“Buildings, wheelie bins, rubbish and grasslands have all been targeted recently.

“We are asking people to remove any rubbish away from their properties and for parents to remind their children of the severe consequences of starting fires.

“These fires divert our firefighters away from real emergencies where lives may be at risk and can also cause serious damage to property and the environment.

“All our appliances are fitted with CCTV cameras and any evidence of people starting fires will be passed to the police and appropriate action taken.

“We need the help of everyone in the community to stop these incidents.”

There were 345 fires in April and May in 2016 compared to 468 from April to May 20 this year.

Superintendent Bev Gill, from Cleveland Police added: “While some people may believe that by setting fire to an object they may not hurt anyone, arsonists do take risks which could leave someone seriously injured or could potentially kill someone.

“This type of behaviour will not be tolerated and we will work together with Cleveland Fire Brigade to ensure that anyone committing such acts is put before the courts wherever possible.”

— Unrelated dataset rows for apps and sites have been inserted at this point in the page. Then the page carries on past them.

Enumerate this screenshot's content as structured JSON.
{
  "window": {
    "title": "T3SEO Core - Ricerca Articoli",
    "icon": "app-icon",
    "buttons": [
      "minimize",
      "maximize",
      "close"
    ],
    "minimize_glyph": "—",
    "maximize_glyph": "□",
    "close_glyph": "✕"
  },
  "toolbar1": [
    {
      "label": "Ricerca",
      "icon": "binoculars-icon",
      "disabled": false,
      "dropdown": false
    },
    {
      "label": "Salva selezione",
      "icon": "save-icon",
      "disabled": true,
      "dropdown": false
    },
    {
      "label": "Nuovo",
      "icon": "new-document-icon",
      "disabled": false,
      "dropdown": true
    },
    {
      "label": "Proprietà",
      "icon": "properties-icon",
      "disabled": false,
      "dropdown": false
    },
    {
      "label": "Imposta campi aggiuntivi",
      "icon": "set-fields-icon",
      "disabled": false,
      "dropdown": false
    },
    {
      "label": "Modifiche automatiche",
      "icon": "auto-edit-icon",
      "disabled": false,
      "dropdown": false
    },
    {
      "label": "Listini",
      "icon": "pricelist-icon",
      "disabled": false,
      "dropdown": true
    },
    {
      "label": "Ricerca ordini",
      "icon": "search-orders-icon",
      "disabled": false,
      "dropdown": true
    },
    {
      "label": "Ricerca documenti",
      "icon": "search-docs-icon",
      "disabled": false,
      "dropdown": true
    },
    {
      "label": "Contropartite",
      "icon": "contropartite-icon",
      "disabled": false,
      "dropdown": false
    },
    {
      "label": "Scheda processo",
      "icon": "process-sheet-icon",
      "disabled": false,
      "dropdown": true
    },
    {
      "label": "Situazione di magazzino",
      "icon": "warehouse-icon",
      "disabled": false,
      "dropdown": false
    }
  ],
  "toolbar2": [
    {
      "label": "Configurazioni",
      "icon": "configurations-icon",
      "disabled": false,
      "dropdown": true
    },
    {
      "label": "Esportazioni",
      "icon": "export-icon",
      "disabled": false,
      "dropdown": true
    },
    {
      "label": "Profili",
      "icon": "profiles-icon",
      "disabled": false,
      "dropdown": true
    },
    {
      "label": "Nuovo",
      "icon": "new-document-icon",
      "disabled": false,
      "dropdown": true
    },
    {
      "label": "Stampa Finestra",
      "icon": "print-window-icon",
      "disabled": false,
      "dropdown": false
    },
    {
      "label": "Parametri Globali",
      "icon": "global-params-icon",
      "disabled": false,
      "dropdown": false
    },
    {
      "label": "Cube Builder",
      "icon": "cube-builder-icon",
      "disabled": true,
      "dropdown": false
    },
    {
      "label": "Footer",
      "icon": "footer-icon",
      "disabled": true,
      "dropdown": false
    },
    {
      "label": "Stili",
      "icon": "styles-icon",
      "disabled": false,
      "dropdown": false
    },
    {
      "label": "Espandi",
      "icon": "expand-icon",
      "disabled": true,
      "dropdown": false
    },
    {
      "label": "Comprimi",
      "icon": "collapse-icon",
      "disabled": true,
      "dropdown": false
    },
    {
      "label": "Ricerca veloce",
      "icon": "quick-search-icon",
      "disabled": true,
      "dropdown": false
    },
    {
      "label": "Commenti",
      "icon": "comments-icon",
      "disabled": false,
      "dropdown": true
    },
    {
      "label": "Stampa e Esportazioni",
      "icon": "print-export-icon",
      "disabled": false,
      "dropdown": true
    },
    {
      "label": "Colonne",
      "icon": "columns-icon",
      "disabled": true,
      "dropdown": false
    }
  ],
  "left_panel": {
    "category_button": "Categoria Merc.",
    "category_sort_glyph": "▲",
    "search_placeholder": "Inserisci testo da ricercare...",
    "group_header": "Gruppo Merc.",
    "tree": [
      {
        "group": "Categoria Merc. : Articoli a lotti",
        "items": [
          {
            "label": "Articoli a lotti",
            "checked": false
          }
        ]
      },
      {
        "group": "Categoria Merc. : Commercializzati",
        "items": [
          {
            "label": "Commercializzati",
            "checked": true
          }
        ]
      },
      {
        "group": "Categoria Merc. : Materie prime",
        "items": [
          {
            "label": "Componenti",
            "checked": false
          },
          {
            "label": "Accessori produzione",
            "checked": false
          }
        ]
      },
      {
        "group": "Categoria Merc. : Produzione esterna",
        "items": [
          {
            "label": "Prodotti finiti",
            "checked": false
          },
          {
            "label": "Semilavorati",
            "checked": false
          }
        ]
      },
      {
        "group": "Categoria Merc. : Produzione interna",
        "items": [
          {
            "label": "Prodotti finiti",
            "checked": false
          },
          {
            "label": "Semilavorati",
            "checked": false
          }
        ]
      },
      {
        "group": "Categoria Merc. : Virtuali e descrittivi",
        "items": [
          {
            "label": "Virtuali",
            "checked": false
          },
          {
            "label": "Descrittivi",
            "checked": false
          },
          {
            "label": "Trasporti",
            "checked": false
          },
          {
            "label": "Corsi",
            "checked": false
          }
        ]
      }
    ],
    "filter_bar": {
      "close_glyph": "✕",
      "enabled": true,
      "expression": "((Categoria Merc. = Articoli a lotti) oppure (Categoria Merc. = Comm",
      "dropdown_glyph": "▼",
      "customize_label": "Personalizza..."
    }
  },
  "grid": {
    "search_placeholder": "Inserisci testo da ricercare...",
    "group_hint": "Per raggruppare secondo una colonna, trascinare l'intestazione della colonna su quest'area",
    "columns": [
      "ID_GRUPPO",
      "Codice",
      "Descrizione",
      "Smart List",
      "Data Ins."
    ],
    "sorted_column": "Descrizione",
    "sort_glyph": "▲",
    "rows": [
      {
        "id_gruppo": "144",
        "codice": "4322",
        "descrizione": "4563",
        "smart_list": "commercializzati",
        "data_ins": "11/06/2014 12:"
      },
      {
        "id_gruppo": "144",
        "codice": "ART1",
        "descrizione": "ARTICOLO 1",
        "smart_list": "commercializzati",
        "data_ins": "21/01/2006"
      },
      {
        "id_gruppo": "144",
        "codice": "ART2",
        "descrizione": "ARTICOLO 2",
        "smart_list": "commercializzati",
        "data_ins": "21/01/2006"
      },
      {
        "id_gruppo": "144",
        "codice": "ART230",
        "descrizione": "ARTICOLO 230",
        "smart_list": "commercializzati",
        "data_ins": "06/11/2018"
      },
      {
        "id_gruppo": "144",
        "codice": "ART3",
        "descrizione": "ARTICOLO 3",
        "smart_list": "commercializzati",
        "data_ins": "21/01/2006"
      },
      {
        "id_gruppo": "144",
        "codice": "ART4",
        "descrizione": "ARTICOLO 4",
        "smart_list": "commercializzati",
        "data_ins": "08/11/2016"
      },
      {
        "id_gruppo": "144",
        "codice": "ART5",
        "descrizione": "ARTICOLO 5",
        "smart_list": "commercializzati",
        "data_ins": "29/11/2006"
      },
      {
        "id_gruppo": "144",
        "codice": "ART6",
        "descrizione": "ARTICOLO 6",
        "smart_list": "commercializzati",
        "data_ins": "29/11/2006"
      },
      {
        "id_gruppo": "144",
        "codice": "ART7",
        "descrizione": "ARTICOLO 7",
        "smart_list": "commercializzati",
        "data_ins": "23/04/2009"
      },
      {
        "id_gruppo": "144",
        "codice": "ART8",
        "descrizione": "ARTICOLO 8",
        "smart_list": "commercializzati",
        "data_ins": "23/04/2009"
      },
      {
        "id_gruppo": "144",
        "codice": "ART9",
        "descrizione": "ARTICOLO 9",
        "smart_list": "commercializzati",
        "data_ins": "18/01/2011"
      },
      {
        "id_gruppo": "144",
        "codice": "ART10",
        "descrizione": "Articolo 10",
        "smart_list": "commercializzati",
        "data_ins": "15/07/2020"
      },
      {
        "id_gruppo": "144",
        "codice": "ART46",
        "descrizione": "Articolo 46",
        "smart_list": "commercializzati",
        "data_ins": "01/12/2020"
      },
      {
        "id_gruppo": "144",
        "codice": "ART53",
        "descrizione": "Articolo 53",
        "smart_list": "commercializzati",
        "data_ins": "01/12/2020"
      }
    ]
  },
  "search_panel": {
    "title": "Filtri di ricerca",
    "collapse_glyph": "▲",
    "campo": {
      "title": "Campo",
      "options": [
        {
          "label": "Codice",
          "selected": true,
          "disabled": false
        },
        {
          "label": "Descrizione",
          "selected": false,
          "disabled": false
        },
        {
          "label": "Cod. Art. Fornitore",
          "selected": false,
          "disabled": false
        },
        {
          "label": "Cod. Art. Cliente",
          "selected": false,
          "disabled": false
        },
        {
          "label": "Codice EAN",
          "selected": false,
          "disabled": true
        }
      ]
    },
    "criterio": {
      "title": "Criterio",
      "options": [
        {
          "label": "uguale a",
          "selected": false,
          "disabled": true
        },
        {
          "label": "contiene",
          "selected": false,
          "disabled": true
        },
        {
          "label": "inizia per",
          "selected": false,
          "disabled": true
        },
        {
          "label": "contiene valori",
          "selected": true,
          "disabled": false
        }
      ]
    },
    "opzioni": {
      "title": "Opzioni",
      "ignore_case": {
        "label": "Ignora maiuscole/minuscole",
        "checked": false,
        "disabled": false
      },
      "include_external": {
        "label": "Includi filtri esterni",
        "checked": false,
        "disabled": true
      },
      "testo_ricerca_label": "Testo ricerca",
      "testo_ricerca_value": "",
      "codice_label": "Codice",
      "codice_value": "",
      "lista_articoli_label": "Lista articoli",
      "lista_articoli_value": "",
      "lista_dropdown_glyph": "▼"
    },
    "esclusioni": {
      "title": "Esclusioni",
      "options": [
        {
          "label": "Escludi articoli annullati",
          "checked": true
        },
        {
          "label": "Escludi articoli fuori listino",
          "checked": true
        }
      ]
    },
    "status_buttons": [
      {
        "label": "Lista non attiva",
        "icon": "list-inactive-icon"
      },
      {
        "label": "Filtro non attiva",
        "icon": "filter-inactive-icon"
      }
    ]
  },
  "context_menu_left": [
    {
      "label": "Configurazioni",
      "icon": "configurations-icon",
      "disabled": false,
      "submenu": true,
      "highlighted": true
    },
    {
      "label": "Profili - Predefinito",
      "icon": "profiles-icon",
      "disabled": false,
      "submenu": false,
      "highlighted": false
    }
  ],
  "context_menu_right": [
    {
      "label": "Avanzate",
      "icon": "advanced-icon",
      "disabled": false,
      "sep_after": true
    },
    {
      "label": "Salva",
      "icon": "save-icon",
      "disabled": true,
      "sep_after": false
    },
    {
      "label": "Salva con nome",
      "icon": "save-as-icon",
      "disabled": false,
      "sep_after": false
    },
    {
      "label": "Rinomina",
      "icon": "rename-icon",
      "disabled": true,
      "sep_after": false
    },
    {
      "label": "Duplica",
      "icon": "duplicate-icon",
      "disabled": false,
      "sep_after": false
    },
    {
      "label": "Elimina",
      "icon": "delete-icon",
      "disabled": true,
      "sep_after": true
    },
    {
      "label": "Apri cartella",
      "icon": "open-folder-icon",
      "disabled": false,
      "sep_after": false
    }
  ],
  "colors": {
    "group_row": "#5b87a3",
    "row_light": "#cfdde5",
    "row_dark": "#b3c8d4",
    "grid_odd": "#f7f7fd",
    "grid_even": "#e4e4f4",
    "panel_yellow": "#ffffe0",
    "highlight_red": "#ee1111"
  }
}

Anyone who has information about arson or anti-social behaviour in their area, is urged to call the police on 101 or Crimestoppers anonymously on 0800 555111.